The number of announced Chinese-backed acquisitions of US companies is down by 28 per cent year on year as of November 5, according to Refinitiv.
But despite the decline in Chinese-backed deals, CFIUS reviewed about 250 transactions in 2017, an increase of almost 40 per cent from the year before, according to law firm Wilson Sonsini Goodrich & Rosati.
Freshfields’ Cooley said CFIUS was on pace to exceed this amount in 2018.
CFIUS was established by US president Gerald Ford in 1975 amid increasing concerns about investment by Opec members and whether they were driven by politics.
The committee is made up of representatives from 16 agencies, including the Department of Defence, the Justice Department and the Department of Homeland Security. US Treasury Secretary Steven Mnuchin is its chairman.
CFIUS often conducts its work in secret, so it can be difficult for companies to ascertain why a deal was rejected. The new process may not make that any more clear, according to legal experts.
Under the pilot programme, CFIUS will require companies involved in deals that cover so-called critical technologies to file for a mandatory review of these transactions if they fall within a list of two dozen industries where “certain strategically motivated foreign investment could pose a threat to US technological superiority and national security”.
The broader scope of Firmma “will make some smaller deals more difficult to do, but I have a hard time concluding that it will have a chilling effect in the long run.
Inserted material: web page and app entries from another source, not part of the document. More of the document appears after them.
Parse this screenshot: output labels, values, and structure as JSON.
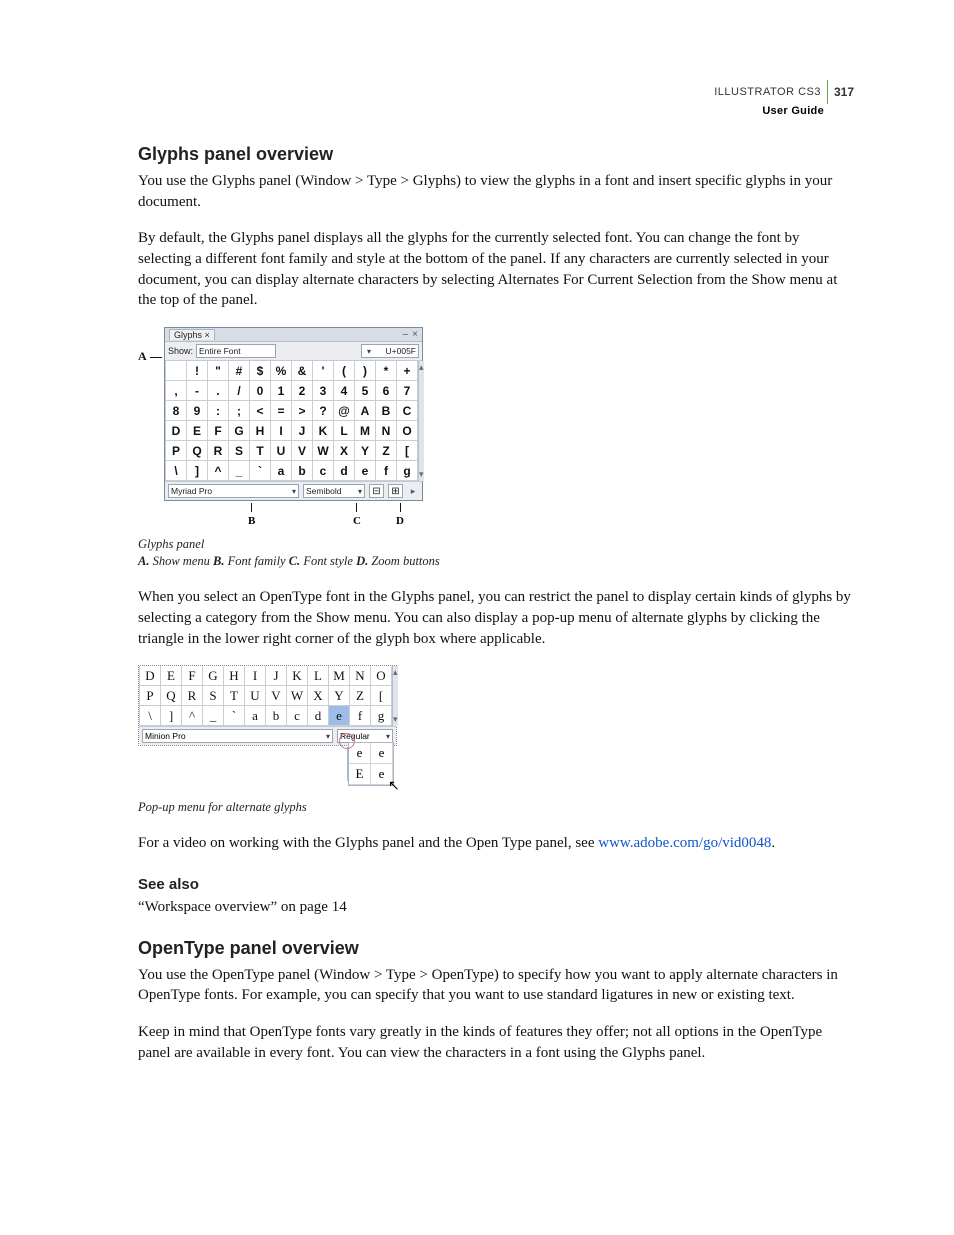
{
  "header": {
    "product": "ILLUSTRATOR CS3",
    "page_num": "317",
    "doc_title": "User Guide"
  },
  "s1": {
    "title": "Glyphs panel overview",
    "p1": "You use the Glyphs panel (Window > Type > Glyphs) to view the glyphs in a font and insert specific glyphs in your document.",
    "p2": "By default, the Glyphs panel displays all the glyphs for the currently selected font. You can change the font by selecting a different font family and style at the bottom of the panel. If any characters are currently selected in your document, you can display alternate characters by selecting Alternates For Current Selection from the Show menu at the top of the panel."
  },
  "fig1": {
    "leader_A": "A",
    "panel_tab": "Glyphs ×",
    "show_label": "Show:",
    "show_value": "Entire Font",
    "unicode": "U+005F",
    "font_family": "Myriad Pro",
    "font_style": "Semibold",
    "rows": [
      [
        "",
        "!",
        "\"",
        "#",
        "$",
        "%",
        "&",
        "'",
        "(",
        ")",
        "*",
        "+"
      ],
      [
        ",",
        "-",
        ".",
        "/",
        "0",
        "1",
        "2",
        "3",
        "4",
        "5",
        "6",
        "7"
      ],
      [
        "8",
        "9",
        ":",
        ";",
        "<",
        "=",
        ">",
        "?",
        "@",
        "A",
        "B",
        "C"
      ],
      [
        "D",
        "E",
        "F",
        "G",
        "H",
        "I",
        "J",
        "K",
        "L",
        "M",
        "N",
        "O"
      ],
      [
        "P",
        "Q",
        "R",
        "S",
        "T",
        "U",
        "V",
        "W",
        "X",
        "Y",
        "Z",
        "["
      ],
      [
        "\\",
        "]",
        "^",
        "_",
        "`",
        "a",
        "b",
        "c",
        "d",
        "e",
        "f",
        "g"
      ]
    ],
    "caption": "Glyphs panel",
    "key_A": "A.",
    "key_A_t": " Show menu  ",
    "key_B": "B.",
    "key_B_t": " Font family  ",
    "key_C": "C.",
    "key_C_t": " Font style  ",
    "key_D": "D.",
    "key_D_t": " Zoom buttons",
    "call_B": "B",
    "call_C": "C",
    "call_D": "D",
    "zoom_out": "⊟",
    "zoom_in": "⊞"
  },
  "s2": {
    "p1": "When you select an OpenType font in the Glyphs panel, you can restrict the panel to display certain kinds of glyphs by selecting a category from the Show menu. You can also display a pop-up menu of alternate glyphs by clicking the triangle in the lower right corner of the glyph box where applicable."
  },
  "fig2": {
    "rows": [
      [
        "D",
        "E",
        "F",
        "G",
        "H",
        "I",
        "J",
        "K",
        "L",
        "M",
        "N",
        "O"
      ],
      [
        "P",
        "Q",
        "R",
        "S",
        "T",
        "U",
        "V",
        "W",
        "X",
        "Y",
        "Z",
        "["
      ],
      [
        "\\",
        "]",
        "^",
        "_",
        "`",
        "a",
        "b",
        "c",
        "d",
        "e",
        "f",
        "g"
      ]
    ],
    "sel_row": 2,
    "sel_col": 9,
    "font_family": "Minion Pro",
    "font_style": "Regular",
    "alts": [
      [
        "e",
        "e"
      ],
      [
        "E",
        "e"
      ]
    ],
    "caption": "Pop-up menu for alternate glyphs"
  },
  "video": {
    "pre": "For a video on working with the Glyphs panel and the Open Type panel, see ",
    "link_text": "www.adobe.com/go/vid0048",
    "post": "."
  },
  "seealso": {
    "title": "See also",
    "item1": "“Workspace overview” on page 14"
  },
  "s3": {
    "title": "OpenType panel overview",
    "p1": "You use the OpenType panel (Window > Type > OpenType) to specify how you want to apply alternate characters in OpenType fonts. For example, you can specify that you want to use standard ligatures in new or existing text.",
    "p2": "Keep in mind that OpenType fonts vary greatly in the kinds of features they offer; not all options in the OpenType panel are available in every font. You can view the characters in a font using the Glyphs panel."
  }
}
Even in the medium term,” said Scott Flicker, a partner with law firm Paul Hastings and chairman of its Washington office.
“The reason I say that is these investment decisions continue to be driven by fundamentals. I think the CFIUS process will come to be seen as one more thing, like Chinese government approval, that will have to be dealt with, but I don’t think it will ultimately drive most decision-making,” he said.
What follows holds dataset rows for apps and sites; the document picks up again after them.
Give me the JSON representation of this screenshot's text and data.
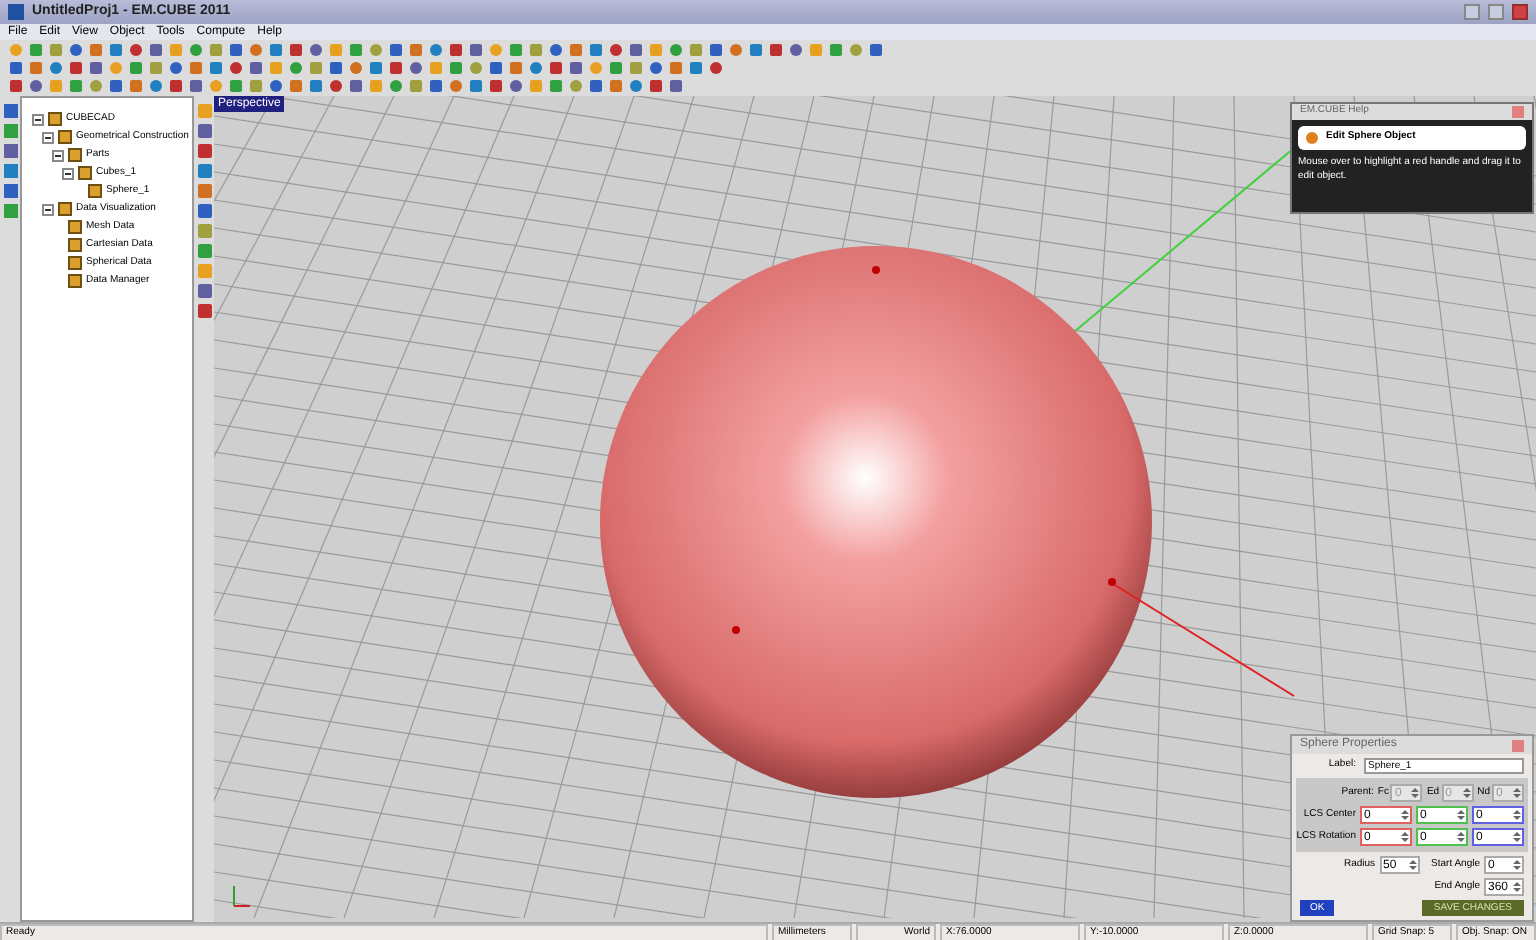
{
  "window": {
    "title": "UntitledProj1 - EM.CUBE 2011"
  },
  "menu": [
    "File",
    "Edit",
    "View",
    "Object",
    "Tools",
    "Compute",
    "Help"
  ],
  "tree": [
    {
      "label": "CUBECAD",
      "expanded": true,
      "children": [
        {
          "label": "Geometrical Construction",
          "expanded": true,
          "children": [
            {
              "label": "Parts",
              "expanded": true,
              "children": [
                {
                  "label": "Cubes_1",
                  "expanded": true,
                  "children": [
                    {
                      "label": "Sphere_1"
                    }
                  ]
                }
              ]
            }
          ]
        },
        {
          "label": "Data Visualization",
          "expanded": true,
          "children": [
            {
              "label": "Mesh Data"
            },
            {
              "label": "Cartesian Data"
            },
            {
              "label": "Spherical Data"
            },
            {
              "label": "Data Manager"
            }
          ]
        }
      ]
    }
  ],
  "viewport": {
    "label": "Perspective"
  },
  "help": {
    "title": "EM.CUBE Help",
    "heading": "Edit Sphere Object",
    "body": "Mouse over to highlight a red handle and drag it to edit object."
  },
  "properties": {
    "title": "Sphere Properties",
    "label_caption": "Label:",
    "label_value": "Sphere_1",
    "parent_caption": "Parent:",
    "parent": [
      {
        "caption": "Fc",
        "value": "0",
        "disabled": true
      },
      {
        "caption": "Ed",
        "value": "0",
        "disabled": true
      },
      {
        "caption": "Nd",
        "value": "0",
        "disabled": true
      }
    ],
    "rows": [
      {
        "caption": "LCS Center",
        "values": [
          "0",
          "0",
          "0"
        ]
      },
      {
        "caption": "LCS Rotation",
        "values": [
          "0",
          "0",
          "0"
        ]
      }
    ],
    "radius": {
      "caption": "Radius",
      "value": "50"
    },
    "start_angle": {
      "caption": "Start Angle",
      "value": "0"
    },
    "end_angle": {
      "caption": "End Angle",
      "value": "360"
    },
    "ok": "OK",
    "save": "SAVE CHANGES"
  },
  "status_bar": [
    "Ready",
    "Millimeters",
    "World",
    "X:76.0000",
    "Y:-10.0000",
    "Z:0.0000",
    "Grid Snap: 5",
    "Obj. Snap: ON"
  ]
}
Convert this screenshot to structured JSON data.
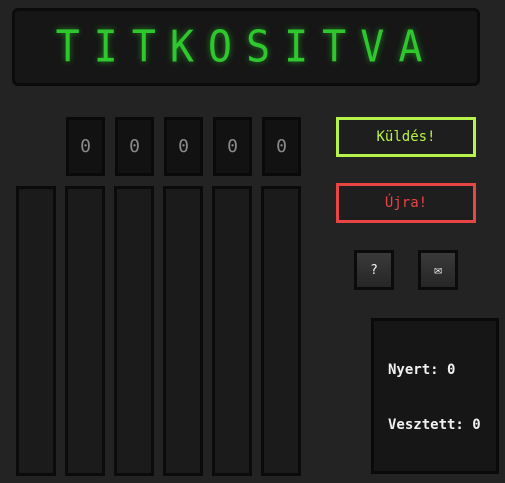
{
  "display": {
    "text": "TITKOSITVA"
  },
  "digits": [
    "0",
    "0",
    "0",
    "0",
    "0"
  ],
  "buttons": {
    "send_label": "Küldés!",
    "reset_label": "Újra!",
    "help_label": "?",
    "mail_label": "✉"
  },
  "score": {
    "won_label": "Nyert:",
    "won_value": "0",
    "lost_label": "Vesztett:",
    "lost_value": "0"
  },
  "colors": {
    "display_green": "#2ec82e",
    "send_border": "#b6f24a",
    "reset_border": "#e84545"
  }
}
The expanded review goes as far as minority investors who have access to material non-public technical information, as well as investment that involves a board seat or observer rights.
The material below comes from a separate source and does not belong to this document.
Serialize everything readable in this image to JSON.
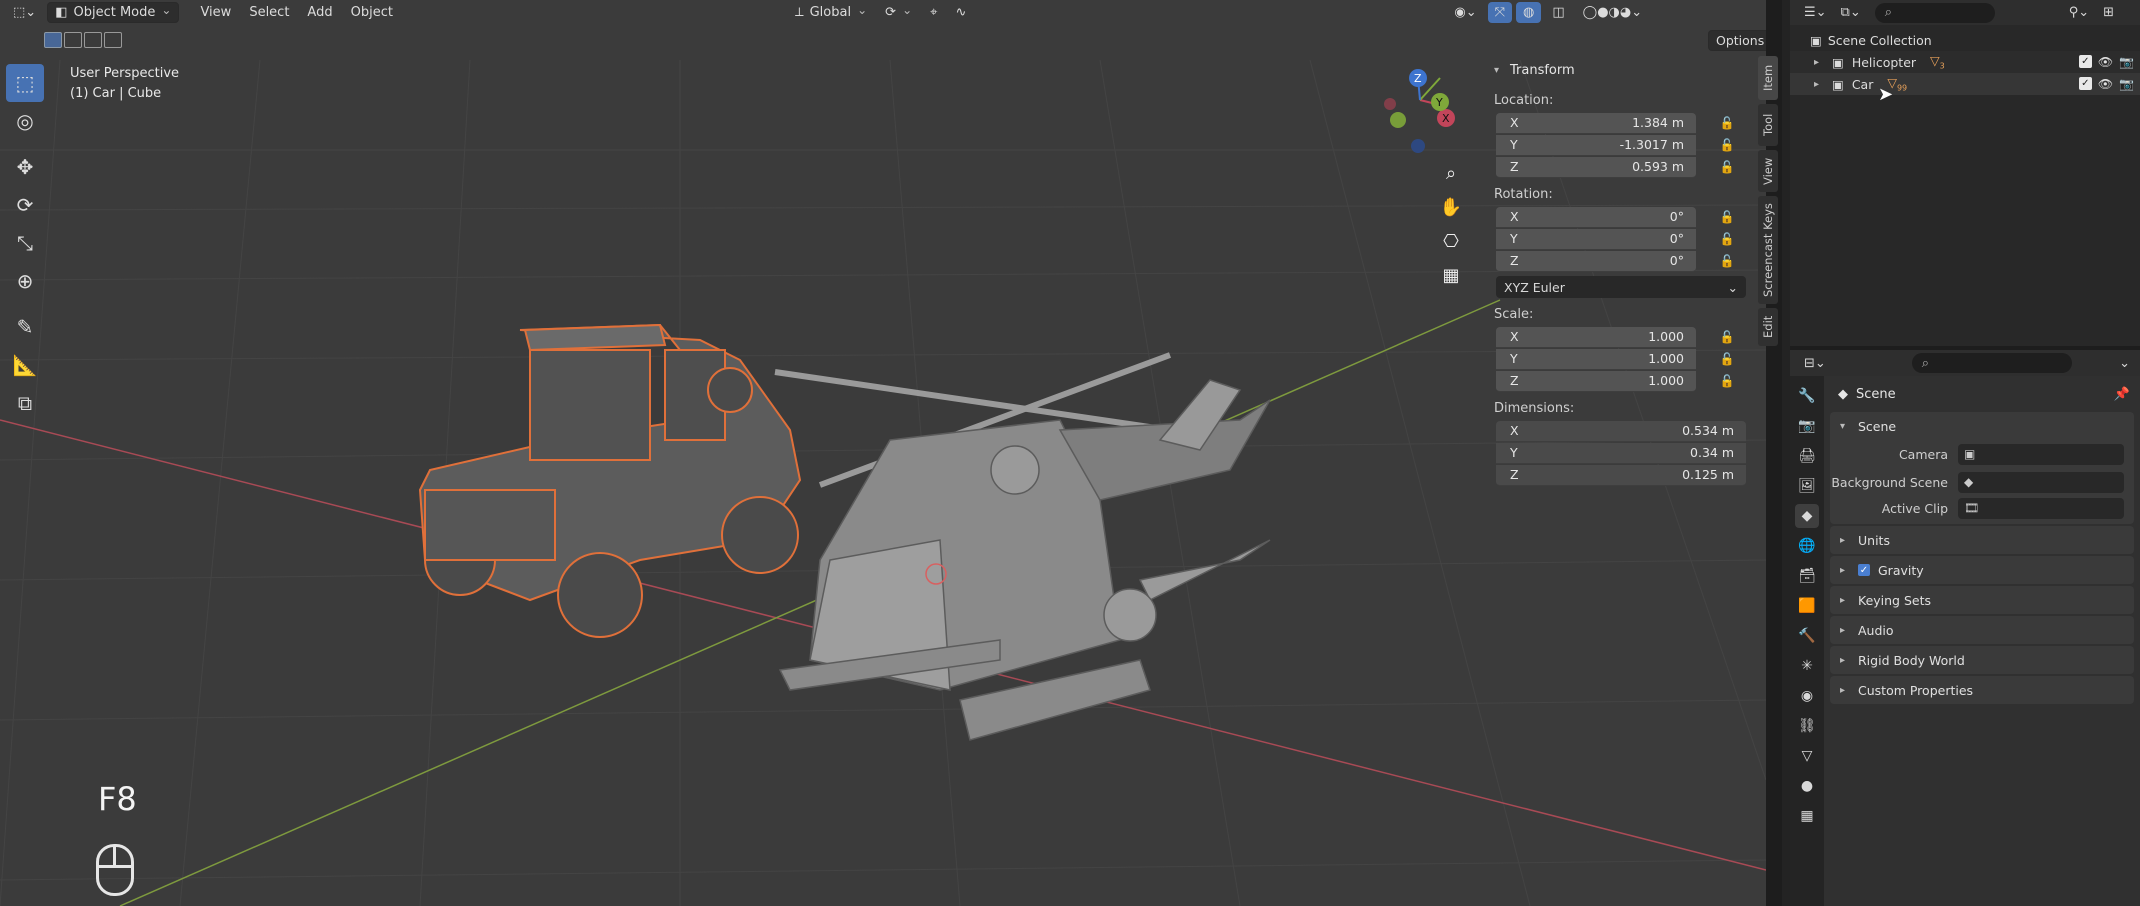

In the past, CFIUS filing has been voluntary by companies that fell within certain areas designated as important to national security, such as defence applications.
Christine Laciak, an antitrust lawyer at Freshfields in Washington, said CFIUS could find itself “overwhelmed” by the new notifications it receives as a result of the change.
“We have to go back over deals that have been pending over the past four to six months because anything that has not closed by the effective date could fall under this mandatory requirement,” said Laciak.
“Some of them we had pre-cleared already because under the voluntary regime nobody would need to file. Now we have to reconsider that view and see if they would be swept up into the mandatory system,” she said. “We’ve already seen examples of companies that we never would have filed under the voluntary regime, but they’ll now be swept up under the mandatory regime.”
The mandatory filing period could potentially extend the review of more complex deals, by adding an additional two months or more to the review process, according to legal experts. Deals are supposed to be reviewed within a 90-day window, but this has been extended by as long as a year in some complicated transactions.
However, the updated process could ultimately benefit some companies if CFIUS reviews and approves deals in a more timely manner.
“Getting certainty around processes will only help advisers do their job,” said Matt Herman, co-head of global M&A at Freshfields in New York. “It’s easy to sit there, to say we have a US business. This is a Chinese buyer. Trump equals ‘no’. That’s hardly a nuanced approach to a complicated body of law and regulation.
“The ability to add some clarifying factors to it and effectively force more nuanced examination [ahead of deal signing] is helpful for buyers and sellers of assets,” he said. “It’s helpful for lending sources. It’s helpful for advisers. It’s a good thing.”